It is a great pleasure to serve under your chairmanship once again, Ms McVey.

I thank my right hon. Friend Jake Berry for securing this important debate on the flooding in Irwell Vale, and for describing the area and its inhabitants so passionately and so well. It is also good to see my hon. Friends the Members for Hyndburn (Sara Britcliffe), and for Bury North (James Daly), who remind us through their very presence that raging torrents do not stop at constituency boundaries, and that we have to look at the problem in a whole-catchment, or catchment-sensitive, way.

The Under-Secretary of State for Environment, Food and Rural Affairs, Rebecca Pow, who has responsibility for the environment, is sorry not to be responding to the debate, but she is at the United Nations oceans conference in Lisbon, so I am afraid that my right hon. and hon. Friends have her stand-in today. However, I undertake to speak to her about this debate, and will ensure that she meets interested colleagues once again to discuss the issues to do with the scheme that have been outlined this afternoon.

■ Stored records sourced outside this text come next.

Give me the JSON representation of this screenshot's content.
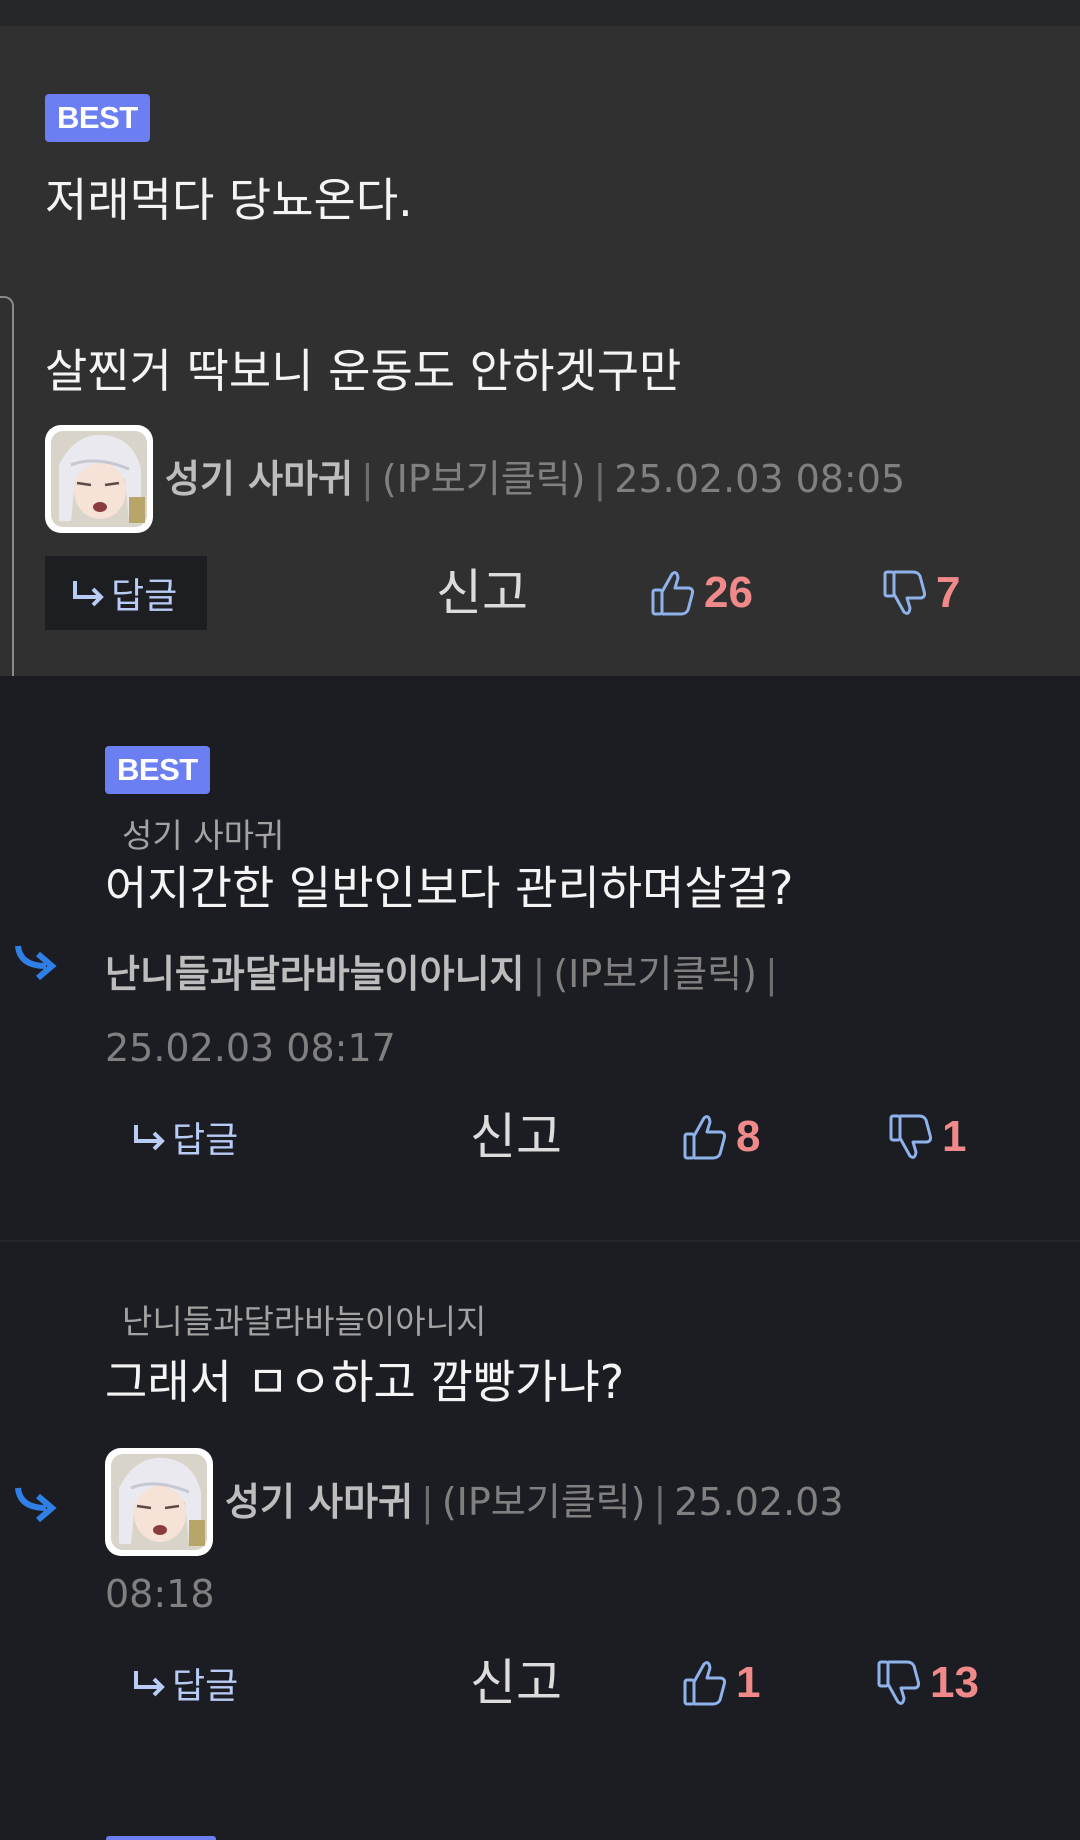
{
  "comments": [
    {
      "badge": "BEST",
      "text_line1": "저래먹다 당뇨온다.",
      "text_line2": "살찐거 딱보니 운동도 안하겟구만",
      "nickname": "성기 사마귀",
      "separator": "|",
      "ip_label": "(IP보기클릭)",
      "date": "25.02.03 08:05",
      "reply_label": "답글",
      "report_label": "신고",
      "likes": "26",
      "dislikes": "7"
    },
    {
      "badge": "BEST",
      "reply_to": "성기 사마귀",
      "text": "어지간한 일반인보다 관리하며살걸?",
      "nickname": "난니들과달라바늘이아니지",
      "separator": "|",
      "ip_label": "(IP보기클릭)",
      "date": "25.02.03 08:17",
      "reply_label": "답글",
      "report_label": "신고",
      "likes": "8",
      "dislikes": "1"
    },
    {
      "reply_to": "난니들과달라바늘이아니지",
      "text": "그래서 ㅁㅇ하고 깜빵가냐?",
      "nickname": "성기 사마귀",
      "separator": "|",
      "ip_label": "(IP보기클릭)",
      "date_part1": "25.02.03",
      "date_part2": "08:18",
      "reply_label": "답글",
      "report_label": "신고",
      "likes": "1",
      "dislikes": "13"
    }
  ],
  "icons": {
    "reply": "reply-arrow-icon",
    "like": "thumbs-up-icon",
    "dislike": "thumbs-down-icon",
    "thread": "reply-thread-arrow-icon",
    "avatar": "anime-character-avatar"
  },
  "colors": {
    "badge": "#6c7ff2",
    "count": "#f08a8a",
    "reply": "#b9ccf5",
    "thread_arrow": "#2f7fe6"
  }
}
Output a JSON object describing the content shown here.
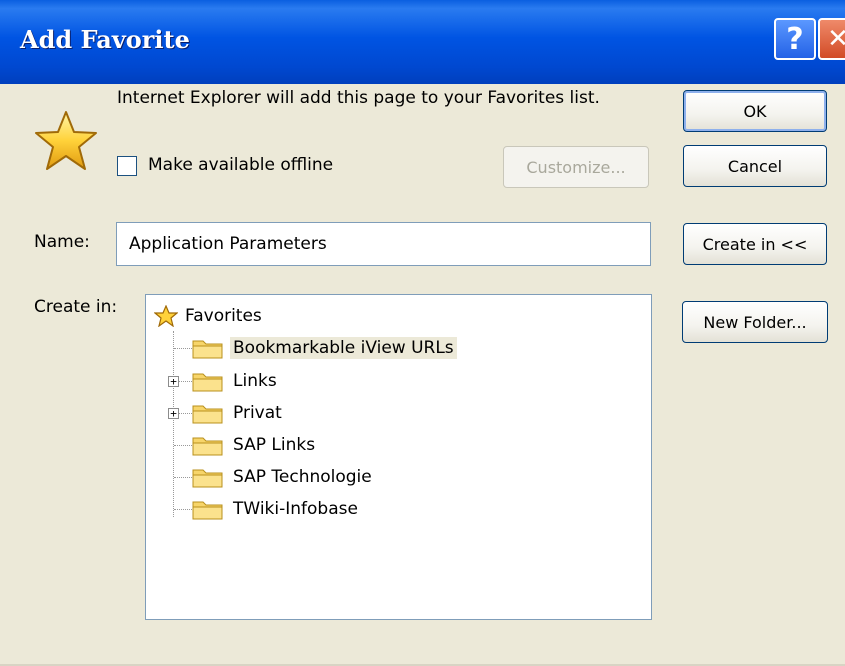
{
  "window": {
    "title": "Add Favorite",
    "help_glyph": "?",
    "close_glyph": "✕"
  },
  "message": "Internet Explorer will add this page to your Favorites list.",
  "offline": {
    "label": "Make available offline",
    "checked": false
  },
  "buttons": {
    "ok": "OK",
    "cancel": "Cancel",
    "customize": "Customize...",
    "create_in": "Create in <<",
    "new_folder": "New Folder..."
  },
  "name_field": {
    "label": "Name:",
    "value": "Application Parameters"
  },
  "create_in_label": "Create in:",
  "tree": {
    "root": "Favorites",
    "items": [
      {
        "label": "Bookmarkable iView URLs",
        "expandable": false,
        "selected": true
      },
      {
        "label": "Links",
        "expandable": true,
        "selected": false
      },
      {
        "label": "Privat",
        "expandable": true,
        "selected": false
      },
      {
        "label": "SAP Links",
        "expandable": false,
        "selected": false
      },
      {
        "label": "SAP Technologie",
        "expandable": false,
        "selected": false
      },
      {
        "label": "TWiki-Infobase",
        "expandable": false,
        "selected": false
      }
    ]
  },
  "icons": {
    "big_star": "favorites-star-icon",
    "folder": "folder-icon",
    "expand": "plus-expander-icon"
  },
  "colors": {
    "titlebar": "#0054e3",
    "dialog_bg": "#ece9d8",
    "star": "#ffd23a",
    "folder": "#f7d56a"
  }
}
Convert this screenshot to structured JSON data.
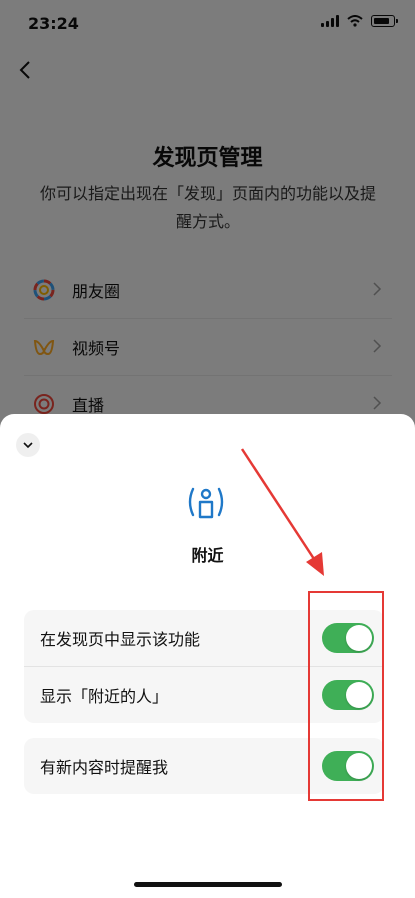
{
  "status_bar": {
    "time": "23:24"
  },
  "page": {
    "title": "发现页管理",
    "description": "你可以指定出现在「发现」页面内的功能以及提醒方式。",
    "items": [
      {
        "label": "朋友圈",
        "icon": "moments-icon"
      },
      {
        "label": "视频号",
        "icon": "channels-icon"
      },
      {
        "label": "直播",
        "icon": "live-icon"
      }
    ]
  },
  "sheet": {
    "feature_name": "附近",
    "feature_icon": "nearby-person-icon",
    "group1": [
      {
        "label": "在发现页中显示该功能",
        "on": true
      },
      {
        "label": "显示「附近的人」",
        "on": true
      }
    ],
    "group2": [
      {
        "label": "有新内容时提醒我",
        "on": true
      }
    ]
  },
  "colors": {
    "toggle_on": "#3faf57",
    "annotation": "#e53935",
    "accent_icon": "#1f78c8"
  }
}
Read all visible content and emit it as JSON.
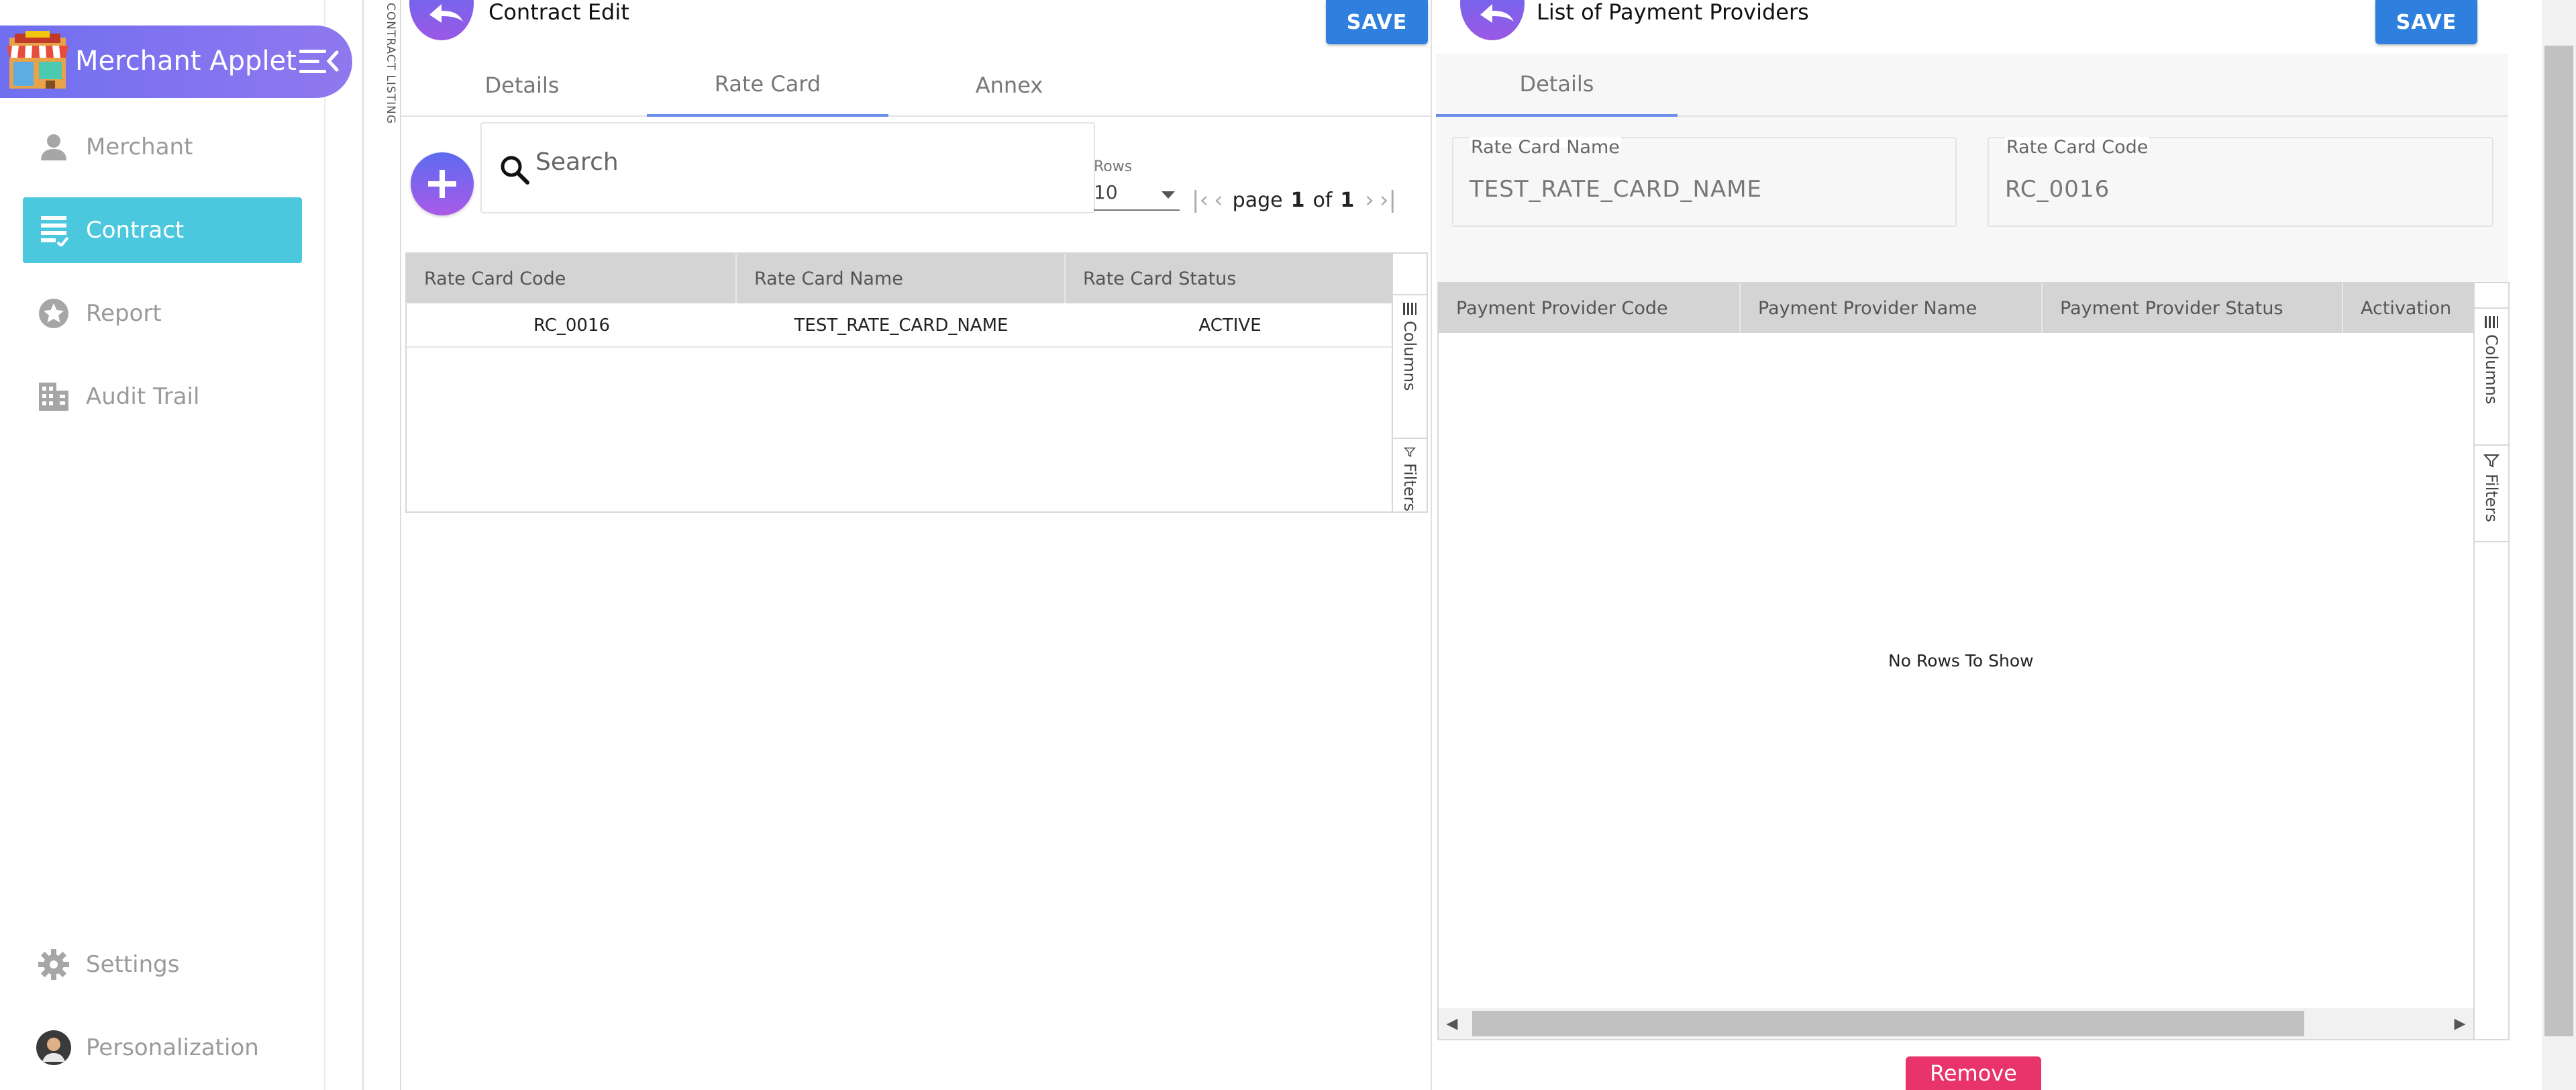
{
  "sidebar": {
    "brand_title": "Merchant Applet",
    "items": [
      {
        "label": "Merchant",
        "icon": "person-icon"
      },
      {
        "label": "Contract",
        "icon": "document-list-icon"
      },
      {
        "label": "Report",
        "icon": "star-badge-icon"
      },
      {
        "label": "Audit Trail",
        "icon": "building-icon"
      }
    ],
    "bottom_items": [
      {
        "label": "Settings",
        "icon": "gear-icon"
      },
      {
        "label": "Personalization",
        "icon": "avatar-icon"
      }
    ],
    "active_color": "#4cc8de"
  },
  "listing_strip": {
    "label": "CONTRACT LISTING"
  },
  "left_panel": {
    "title": "Contract Edit",
    "save_label": "SAVE",
    "tabs": [
      {
        "label": "Details"
      },
      {
        "label": "Rate Card"
      },
      {
        "label": "Annex"
      }
    ],
    "active_tab": "Rate Card",
    "search_placeholder": "Search",
    "rows_label": "Rows",
    "rows_value": "10",
    "pager": {
      "page_word": "page",
      "current": "1",
      "of_word": "of",
      "total": "1"
    },
    "grid": {
      "columns": [
        "Rate Card Code",
        "Rate Card Name",
        "Rate Card Status"
      ],
      "rows": [
        [
          "RC_0016",
          "TEST_RATE_CARD_NAME",
          "ACTIVE"
        ]
      ],
      "side_tools": [
        "Columns",
        "Filters"
      ]
    }
  },
  "right_panel": {
    "title": "List of Payment Providers",
    "save_label": "SAVE",
    "tabs": [
      {
        "label": "Details"
      }
    ],
    "fields": [
      {
        "label": "Rate Card Name",
        "value": "TEST_RATE_CARD_NAME"
      },
      {
        "label": "Rate Card Code",
        "value": "RC_0016"
      }
    ],
    "grid": {
      "columns": [
        "Payment Provider Code",
        "Payment Provider Name",
        "Payment Provider Status",
        "Activation"
      ],
      "empty_text": "No Rows To Show",
      "side_tools": [
        "Columns",
        "Filters"
      ]
    },
    "remove_label": "Remove",
    "remove_color": "#e8336b"
  },
  "colors": {
    "brand_gradient_start": "#6f6ff0",
    "save_button": "#2f80de",
    "tab_underline": "#6b8fe8"
  }
}
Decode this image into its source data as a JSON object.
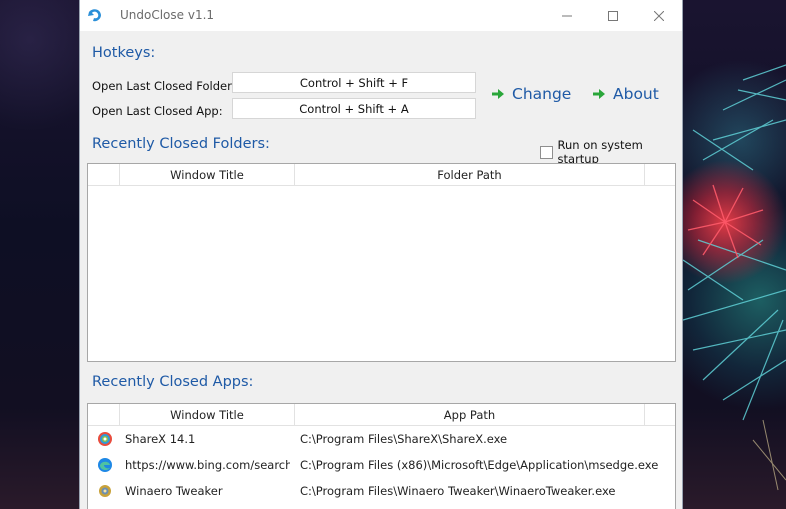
{
  "window": {
    "title": "UndoClose v1.1"
  },
  "hotkeys": {
    "section_title": "Hotkeys:",
    "folder_label": "Open Last Closed Folder:",
    "folder_value": "Control + Shift + F",
    "app_label": "Open Last Closed App:",
    "app_value": "Control + Shift + A",
    "change_label": "Change",
    "about_label": "About"
  },
  "folders": {
    "section_title": "Recently Closed Folders:",
    "startup_label": "Run on system startup",
    "columns": [
      "Window Title",
      "Folder Path"
    ]
  },
  "apps": {
    "section_title": "Recently Closed Apps:",
    "columns": [
      "Window Title",
      "App Path"
    ],
    "rows": [
      {
        "icon": "sharex-icon",
        "title": "ShareX 14.1",
        "path": "C:\\Program Files\\ShareX\\ShareX.exe"
      },
      {
        "icon": "edge-icon",
        "title": "https://www.bing.com/search?q",
        "path": "C:\\Program Files (x86)\\Microsoft\\Edge\\Application\\msedge.exe"
      },
      {
        "icon": "winaero-tweaker-icon",
        "title": "Winaero Tweaker",
        "path": "C:\\Program Files\\Winaero Tweaker\\WinaeroTweaker.exe"
      }
    ]
  },
  "colors": {
    "accent": "#1f5aa6",
    "arrow": "#2aa63a"
  }
}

The devastation caused by flooding is terrible. Having lived all my life in the Cherwell valley, I sympathise deeply with all those affected, including those who have been affected repeatedly over the past 10 years. It is even more devastating when a location is affected time and again. As my right hon. Friend the Member for Rossendale and Darwen described graphically, residents rarely have a moment’s peace when the rain is coming from both directions.

I pass on my sympathies to all residents in my right hon. and hon. Friends’ constituencies who have been affected by flooding, including during really dreadful events in February 2020, when 56 houses were flooded, and on Boxing Day 2015—that was the really bad one—when 94 properties were flooded.